Trail Ride Etiquette

Trail Etiquette  

  Compiled by Tanya Farris

  1. Arrive early enough to be mounted and ready to ride at the departure time. Trail ride at 11:00 a.m. means ride out at 11:00, not show up at 11:00.
  2. When parking, leave room for others to park and tie their horses. Avoid going into areas where you may get stuck. This may cause property damage.
  3. Repair any damage caused by your horse or yourself. Report any problems to the host or land owner before leaving, such as injured livestock, trespassers, a downed fence, etc. Read the rest of this entry »

Trail Riding & Horse Camping Tips- PART 2

This is Part 2 of a great article from Some excellent tips & ideas.



4.  Tips for camping with a horse:

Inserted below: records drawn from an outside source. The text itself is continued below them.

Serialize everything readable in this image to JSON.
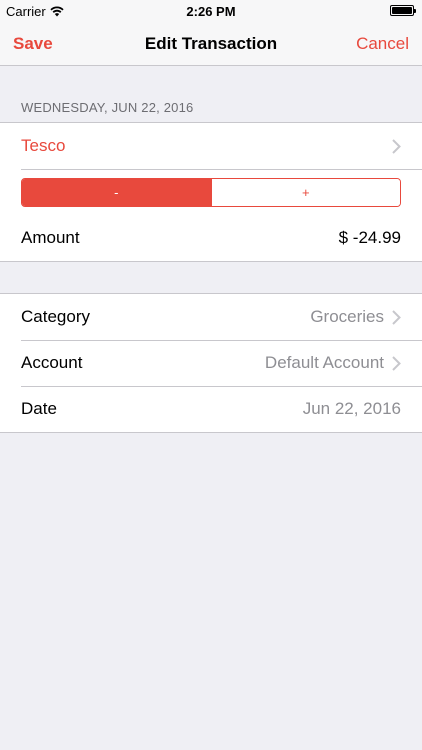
{
  "status_bar": {
    "carrier": "Carrier",
    "time": "2:26 PM"
  },
  "nav": {
    "save_label": "Save",
    "title": "Edit Transaction",
    "cancel_label": "Cancel"
  },
  "transaction": {
    "date_header": "WEDNESDAY, JUN 22, 2016",
    "payee": "Tesco",
    "segments": {
      "minus": "-",
      "plus": "+",
      "selected": "minus"
    },
    "amount_label": "Amount",
    "amount_value": "$ -24.99"
  },
  "details": {
    "category_label": "Category",
    "category_value": "Groceries",
    "account_label": "Account",
    "account_value": "Default Account",
    "date_label": "Date",
    "date_value": "Jun 22, 2016"
  },
  "colors": {
    "accent": "#e8493d",
    "background": "#efeff4",
    "secondary_text": "#8e8e93"
  }
}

A horse is like camping with a three-year old child.  A horse does not help, does not work, demands constant attention, makes messes and will run away given half a chance and gets into trouble anyway possible.  You should learn to walk before running when camping with horse.  Go with an experienced group to a few places first before attempting it on your own. Read the rest of this entry »

Trail Riding & Horse Camping Tips- Part 1

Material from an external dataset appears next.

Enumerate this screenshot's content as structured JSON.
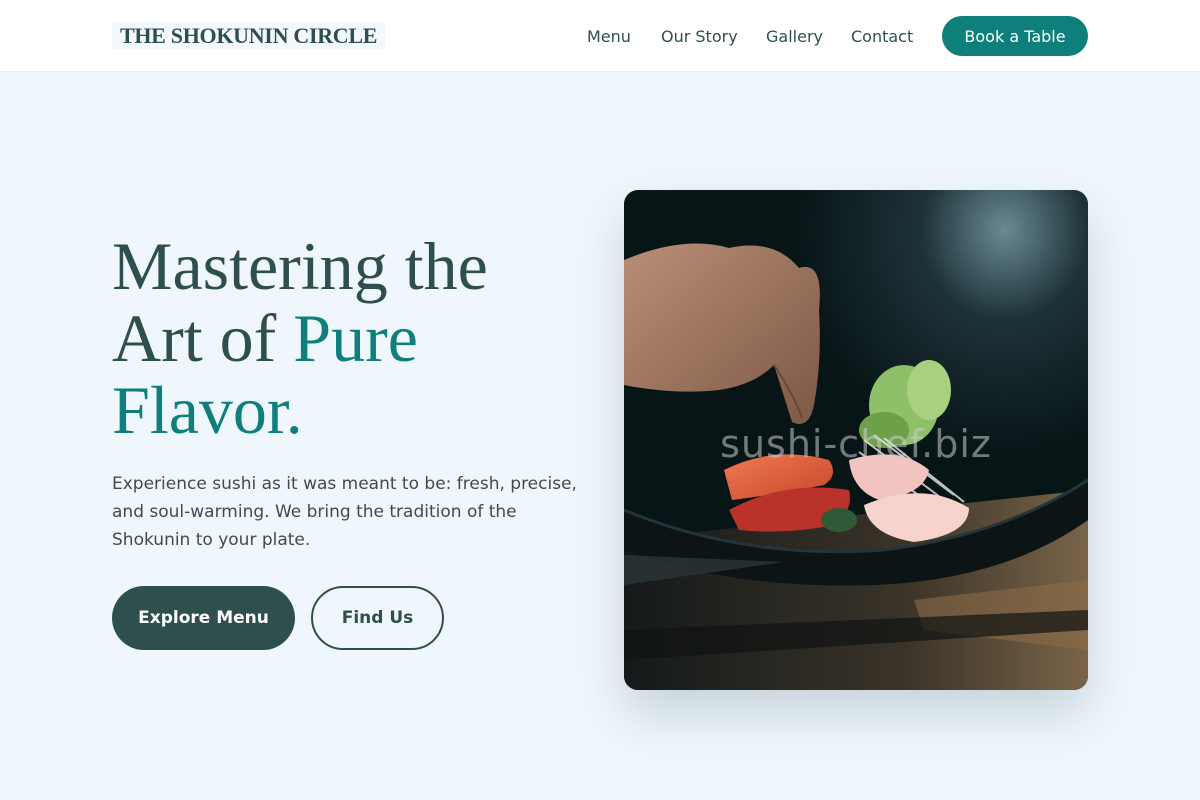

This is PART 1 of a great article on from Some excellent tips & ideas. Part 2 will be posted on Wednesday and will contain handy tips on camping with your horses…



Trail Riding & Horse Camping Tips

 These tips have been assembled over time apply to trail riding and navigation are from the experiences of many riders, some of whom have been lost, cold and wet.

Tips for items to carry when riding trail riding a horse: 

We cannot predict when an emergency may occur when riding a horse.  The emergency could occur in the first mile or 20th mile.  The following general tips are intended for riders regardless of the length or duration of the planned ride. Read the rest of this entry »

Top 10 Items to Take on a Trail Ride

Whether you are riding local trails or in the back country, there are a few essential items you should ALWAYS have with you. One of the easiest ways to carry these items is in a saddle bag.

1  Cellphone– you should keep this on you and not on your horse, in case you get separated (ie fall off!)

Halter & lead rope– so that if you stop you can take off the bridle and allow your horse to graze. Also, this halter/rope combo can be used as a backup bridle should your bridle break.

A first aid kit is an essential piece of equipment to include. It should contain Read the rest of this entry »